The Cyprus Statistical Service released figures on February 17, 2021 indicating that real GDP contracted by 5.1% in 2020.
However, without the details of the changes in the main components of real GDP, such as the fall in value added of the accommodation and food services sector, evidence for disputing the magnitude of the fall in real GDP in 2020 is limited. Not with standing, this official estimate of the rate of decline of real GDP can be contested on a number of grounds:
•Firstly, the estimated decline in real GDP in other countries that depend importantly on foreign tourist arrivals is much greater including falls of 11% in Spain, 10% in Greece, and 8.8% in Italy. In Cyprus tourist arrivals fell by over 84% in 2020, more than in the aforementioned countries, yet the estimated rate of decrease of real GDP for Cyprus was much less. More buoyant domestic economic activity in Cyprus than in Spain and Italy at least is most unlikely to account for the large differences in real GDP contractions as Cyprus experienced lockdowns just as severe as in these other countries. In this connection it is estimated that construction activity, which was adversely affected by the Cyprus passport scandal, fell by 9% in the first three quarters of 2020. And figures released on February 19 show industrial turnover decreasing by 7.9% in the first 11 months of 2020 with the electricity supply component falling by 18.0%;
•Secondly, as indicated above the estimate for real GDP in 2020 was produced before actual data for the full year was known for certain key sectors. It was estimated that real GDP fell by 4.5% in the fourth quarter of 2020 compared with the same quarter of 2019 partly on the basis of “making some imputations for the short-term indicators used”. For example, data on the key aggregate household consumption is based importantly on retail sales figures which were only available up to November meaning that depressed sales in the lockdown month of December were probably insufficiently taken into account.

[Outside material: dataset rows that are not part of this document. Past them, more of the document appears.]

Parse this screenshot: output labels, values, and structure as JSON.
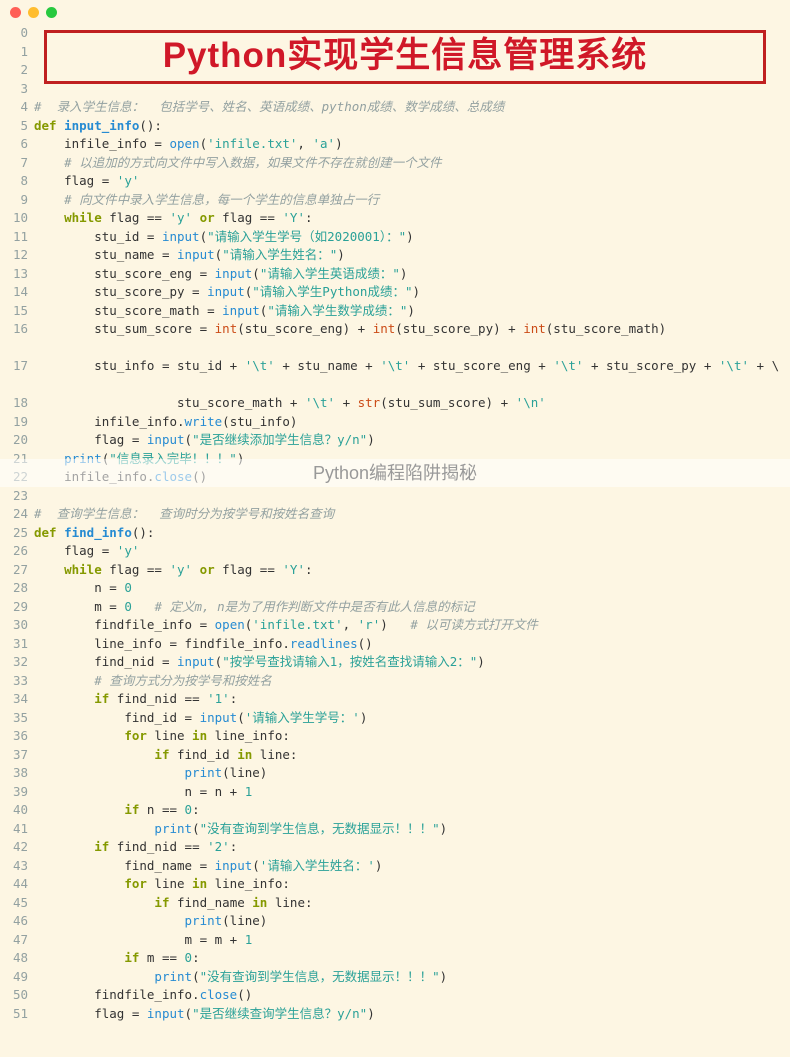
{
  "window": {
    "dots": [
      "red",
      "yellow",
      "green"
    ]
  },
  "banner": "Python实现学生信息管理系统",
  "watermark": "Python编程陷阱揭秘",
  "gutter_start": 0,
  "gutter_end": 51,
  "code_lines": [
    {
      "n": 0,
      "raw": ""
    },
    {
      "n": 1,
      "raw": ""
    },
    {
      "n": 2,
      "raw": ""
    },
    {
      "n": 3,
      "raw": ""
    },
    {
      "n": 4,
      "spans": [
        [
          "cmt",
          "#  录入学生信息：  包括学号、姓名、英语成绩、python成绩、数学成绩、总成绩"
        ]
      ]
    },
    {
      "n": 5,
      "spans": [
        [
          "kw",
          "def "
        ],
        [
          "def-name",
          "input_info"
        ],
        [
          "op",
          "():"
        ]
      ]
    },
    {
      "n": 6,
      "spans": [
        [
          "op",
          "    infile_info = "
        ],
        [
          "fn",
          "open"
        ],
        [
          "op",
          "("
        ],
        [
          "str",
          "'infile.txt'"
        ],
        [
          "op",
          ", "
        ],
        [
          "str",
          "'a'"
        ],
        [
          "op",
          ")"
        ]
      ]
    },
    {
      "n": 7,
      "spans": [
        [
          "op",
          "    "
        ],
        [
          "cmt",
          "# 以追加的方式向文件中写入数据，如果文件不存在就创建一个文件"
        ]
      ]
    },
    {
      "n": 8,
      "spans": [
        [
          "op",
          "    flag = "
        ],
        [
          "str",
          "'y'"
        ]
      ]
    },
    {
      "n": 9,
      "spans": [
        [
          "op",
          "    "
        ],
        [
          "cmt",
          "# 向文件中录入学生信息，每一个学生的信息单独占一行"
        ]
      ]
    },
    {
      "n": 10,
      "spans": [
        [
          "op",
          "    "
        ],
        [
          "kw",
          "while"
        ],
        [
          "op",
          " flag == "
        ],
        [
          "str",
          "'y'"
        ],
        [
          "op",
          " "
        ],
        [
          "kw",
          "or"
        ],
        [
          "op",
          " flag == "
        ],
        [
          "str",
          "'Y'"
        ],
        [
          "op",
          ":"
        ]
      ]
    },
    {
      "n": 11,
      "spans": [
        [
          "op",
          "        stu_id = "
        ],
        [
          "fn",
          "input"
        ],
        [
          "op",
          "("
        ],
        [
          "str",
          "\"请输入学生学号（如2020001）：\""
        ],
        [
          "op",
          ")"
        ]
      ]
    },
    {
      "n": 12,
      "spans": [
        [
          "op",
          "        stu_name = "
        ],
        [
          "fn",
          "input"
        ],
        [
          "op",
          "("
        ],
        [
          "str",
          "\"请输入学生姓名：\""
        ],
        [
          "op",
          ")"
        ]
      ]
    },
    {
      "n": 13,
      "spans": [
        [
          "op",
          "        stu_score_eng = "
        ],
        [
          "fn",
          "input"
        ],
        [
          "op",
          "("
        ],
        [
          "str",
          "\"请输入学生英语成绩：\""
        ],
        [
          "op",
          ")"
        ]
      ]
    },
    {
      "n": 14,
      "spans": [
        [
          "op",
          "        stu_score_py = "
        ],
        [
          "fn",
          "input"
        ],
        [
          "op",
          "("
        ],
        [
          "str",
          "\"请输入学生Python成绩：\""
        ],
        [
          "op",
          ")"
        ]
      ]
    },
    {
      "n": 15,
      "spans": [
        [
          "op",
          "        stu_score_math = "
        ],
        [
          "fn",
          "input"
        ],
        [
          "op",
          "("
        ],
        [
          "str",
          "\"请输入学生数学成绩：\""
        ],
        [
          "op",
          ")"
        ]
      ]
    },
    {
      "n": 16,
      "wrap": true,
      "spans": [
        [
          "op",
          "        stu_sum_score = "
        ],
        [
          "builtin",
          "int"
        ],
        [
          "op",
          "(stu_score_eng) + "
        ],
        [
          "builtin",
          "int"
        ],
        [
          "op",
          "(stu_score_py) + "
        ],
        [
          "builtin",
          "int"
        ],
        [
          "op",
          "(stu_score_math)"
        ]
      ]
    },
    {
      "n": 17,
      "wrap": true,
      "spans": [
        [
          "op",
          "        stu_info = stu_id + "
        ],
        [
          "str",
          "'\\t'"
        ],
        [
          "op",
          " + stu_name + "
        ],
        [
          "str",
          "'\\t'"
        ],
        [
          "op",
          " + stu_score_eng + "
        ],
        [
          "str",
          "'\\t'"
        ],
        [
          "op",
          " + stu_score_py + "
        ],
        [
          "str",
          "'\\t'"
        ],
        [
          "op",
          " + \\"
        ]
      ]
    },
    {
      "n": 18,
      "spans": [
        [
          "op",
          "                   stu_score_math + "
        ],
        [
          "str",
          "'\\t'"
        ],
        [
          "op",
          " + "
        ],
        [
          "builtin",
          "str"
        ],
        [
          "op",
          "(stu_sum_score) + "
        ],
        [
          "str",
          "'\\n'"
        ]
      ]
    },
    {
      "n": 19,
      "spans": [
        [
          "op",
          "        infile_info."
        ],
        [
          "fn",
          "write"
        ],
        [
          "op",
          "(stu_info)"
        ]
      ]
    },
    {
      "n": 20,
      "spans": [
        [
          "op",
          "        flag = "
        ],
        [
          "fn",
          "input"
        ],
        [
          "op",
          "("
        ],
        [
          "str",
          "\"是否继续添加学生信息？y/n\""
        ],
        [
          "op",
          ")"
        ]
      ]
    },
    {
      "n": 21,
      "spans": [
        [
          "op",
          "    "
        ],
        [
          "fn",
          "print"
        ],
        [
          "op",
          "("
        ],
        [
          "str",
          "\"信息录入完毕！！！\""
        ],
        [
          "op",
          ")"
        ]
      ]
    },
    {
      "n": 22,
      "spans": [
        [
          "op",
          "    infile_info."
        ],
        [
          "fn",
          "close"
        ],
        [
          "op",
          "()"
        ]
      ]
    },
    {
      "n": 23,
      "raw": ""
    },
    {
      "n": 24,
      "spans": [
        [
          "cmt",
          "#  查询学生信息：  查询时分为按学号和按姓名查询"
        ]
      ]
    },
    {
      "n": 25,
      "spans": [
        [
          "kw",
          "def "
        ],
        [
          "def-name",
          "find_info"
        ],
        [
          "op",
          "():"
        ]
      ]
    },
    {
      "n": 26,
      "spans": [
        [
          "op",
          "    flag = "
        ],
        [
          "str",
          "'y'"
        ]
      ]
    },
    {
      "n": 27,
      "spans": [
        [
          "op",
          "    "
        ],
        [
          "kw",
          "while"
        ],
        [
          "op",
          " flag == "
        ],
        [
          "str",
          "'y'"
        ],
        [
          "op",
          " "
        ],
        [
          "kw",
          "or"
        ],
        [
          "op",
          " flag == "
        ],
        [
          "str",
          "'Y'"
        ],
        [
          "op",
          ":"
        ]
      ]
    },
    {
      "n": 28,
      "spans": [
        [
          "op",
          "        n = "
        ],
        [
          "num",
          "0"
        ]
      ]
    },
    {
      "n": 29,
      "spans": [
        [
          "op",
          "        m = "
        ],
        [
          "num",
          "0"
        ],
        [
          "op",
          "   "
        ],
        [
          "cmt",
          "# 定义m, n是为了用作判断文件中是否有此人信息的标记"
        ]
      ]
    },
    {
      "n": 30,
      "spans": [
        [
          "op",
          "        findfile_info = "
        ],
        [
          "fn",
          "open"
        ],
        [
          "op",
          "("
        ],
        [
          "str",
          "'infile.txt'"
        ],
        [
          "op",
          ", "
        ],
        [
          "str",
          "'r'"
        ],
        [
          "op",
          ")   "
        ],
        [
          "cmt",
          "# 以可读方式打开文件"
        ]
      ]
    },
    {
      "n": 31,
      "spans": [
        [
          "op",
          "        line_info = findfile_info."
        ],
        [
          "fn",
          "readlines"
        ],
        [
          "op",
          "()"
        ]
      ]
    },
    {
      "n": 32,
      "spans": [
        [
          "op",
          "        find_nid = "
        ],
        [
          "fn",
          "input"
        ],
        [
          "op",
          "("
        ],
        [
          "str",
          "\"按学号查找请输入1，按姓名查找请输入2：\""
        ],
        [
          "op",
          ")"
        ]
      ]
    },
    {
      "n": 33,
      "spans": [
        [
          "op",
          "        "
        ],
        [
          "cmt",
          "# 查询方式分为按学号和按姓名"
        ]
      ]
    },
    {
      "n": 34,
      "spans": [
        [
          "op",
          "        "
        ],
        [
          "kw",
          "if"
        ],
        [
          "op",
          " find_nid == "
        ],
        [
          "str",
          "'1'"
        ],
        [
          "op",
          ":"
        ]
      ]
    },
    {
      "n": 35,
      "spans": [
        [
          "op",
          "            find_id = "
        ],
        [
          "fn",
          "input"
        ],
        [
          "op",
          "("
        ],
        [
          "str",
          "'请输入学生学号：'"
        ],
        [
          "op",
          ")"
        ]
      ]
    },
    {
      "n": 36,
      "spans": [
        [
          "op",
          "            "
        ],
        [
          "kw",
          "for"
        ],
        [
          "op",
          " line "
        ],
        [
          "kw",
          "in"
        ],
        [
          "op",
          " line_info:"
        ]
      ]
    },
    {
      "n": 37,
      "spans": [
        [
          "op",
          "                "
        ],
        [
          "kw",
          "if"
        ],
        [
          "op",
          " find_id "
        ],
        [
          "kw",
          "in"
        ],
        [
          "op",
          " line:"
        ]
      ]
    },
    {
      "n": 38,
      "spans": [
        [
          "op",
          "                    "
        ],
        [
          "fn",
          "print"
        ],
        [
          "op",
          "(line)"
        ]
      ]
    },
    {
      "n": 39,
      "spans": [
        [
          "op",
          "                    n = n + "
        ],
        [
          "num",
          "1"
        ]
      ]
    },
    {
      "n": 40,
      "spans": [
        [
          "op",
          "            "
        ],
        [
          "kw",
          "if"
        ],
        [
          "op",
          " n == "
        ],
        [
          "num",
          "0"
        ],
        [
          "op",
          ":"
        ]
      ]
    },
    {
      "n": 41,
      "spans": [
        [
          "op",
          "                "
        ],
        [
          "fn",
          "print"
        ],
        [
          "op",
          "("
        ],
        [
          "str",
          "\"没有查询到学生信息，无数据显示！！！\""
        ],
        [
          "op",
          ")"
        ]
      ]
    },
    {
      "n": 42,
      "spans": [
        [
          "op",
          "        "
        ],
        [
          "kw",
          "if"
        ],
        [
          "op",
          " find_nid == "
        ],
        [
          "str",
          "'2'"
        ],
        [
          "op",
          ":"
        ]
      ]
    },
    {
      "n": 43,
      "spans": [
        [
          "op",
          "            find_name = "
        ],
        [
          "fn",
          "input"
        ],
        [
          "op",
          "("
        ],
        [
          "str",
          "'请输入学生姓名：'"
        ],
        [
          "op",
          ")"
        ]
      ]
    },
    {
      "n": 44,
      "spans": [
        [
          "op",
          "            "
        ],
        [
          "kw",
          "for"
        ],
        [
          "op",
          " line "
        ],
        [
          "kw",
          "in"
        ],
        [
          "op",
          " line_info:"
        ]
      ]
    },
    {
      "n": 45,
      "spans": [
        [
          "op",
          "                "
        ],
        [
          "kw",
          "if"
        ],
        [
          "op",
          " find_name "
        ],
        [
          "kw",
          "in"
        ],
        [
          "op",
          " line:"
        ]
      ]
    },
    {
      "n": 46,
      "spans": [
        [
          "op",
          "                    "
        ],
        [
          "fn",
          "print"
        ],
        [
          "op",
          "(line)"
        ]
      ]
    },
    {
      "n": 47,
      "spans": [
        [
          "op",
          "                    m = m + "
        ],
        [
          "num",
          "1"
        ]
      ]
    },
    {
      "n": 48,
      "spans": [
        [
          "op",
          "            "
        ],
        [
          "kw",
          "if"
        ],
        [
          "op",
          " m == "
        ],
        [
          "num",
          "0"
        ],
        [
          "op",
          ":"
        ]
      ]
    },
    {
      "n": 49,
      "spans": [
        [
          "op",
          "                "
        ],
        [
          "fn",
          "print"
        ],
        [
          "op",
          "("
        ],
        [
          "str",
          "\"没有查询到学生信息，无数据显示！！！\""
        ],
        [
          "op",
          ")"
        ]
      ]
    },
    {
      "n": 50,
      "spans": [
        [
          "op",
          "        findfile_info."
        ],
        [
          "fn",
          "close"
        ],
        [
          "op",
          "()"
        ]
      ]
    },
    {
      "n": 51,
      "spans": [
        [
          "op",
          "        flag = "
        ],
        [
          "fn",
          "input"
        ],
        [
          "op",
          "("
        ],
        [
          "str",
          "\"是否继续查询学生信息？y/n\""
        ],
        [
          "op",
          ")"
        ]
      ]
    }
  ]
}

And in certain other sectors such as construction there is no value added data for the fourth quarter on which to make reliable estimates for the full year; and
•thirdly, one suspects that the Ministry of Finance all along has been trying to convey the image that they are managing and supporting the economy well during the Covid-19 crisis by presenting rosy statistics and optimistic forecasts to prove their case. On September 29, 2020 a forecast was made that real GDP would decline by 5.5% as an important base assumption for the 2021 Government budget estimates. And despite compelling evidence in the following months that the economy was being subjected to more Covid-19 induced disruptions and restrictions hampering production, the Ministry of Finance has clung stubbornly to its 5% plus decline figure for real GDP growth in 2020.
While the Government loses credibility with its massaging of statistics on recent developments and in making unrealistic economic forecasts, the bigger issue is that the Ministry of Finance is obsessed with the growth rate of GDP per se as the prime policy goal and measure of its policy success. This steadfast loyalty to the cult of GDP growth is delusional as the main aim of economic policy should be to achieve inclusive and equitable growth that combines increased prosperity with greater equality, creates opportunities for all, and distributes the benefits of increased prosperity fairly. Unfortunately, the Administration of President Anastasiades pursues policies or more accurately unsavory behavior that enables the political and business “elite” of Cyprus to mostly reap the gains of economic growth and wealth transfers, including from the transfer of the good assets of the Cooperative Central Bank to Hellenic Bank, thus increasing income and wealth inequality in the process.
*Economist, specialising in macroeconomic policy analysis and international financial relations.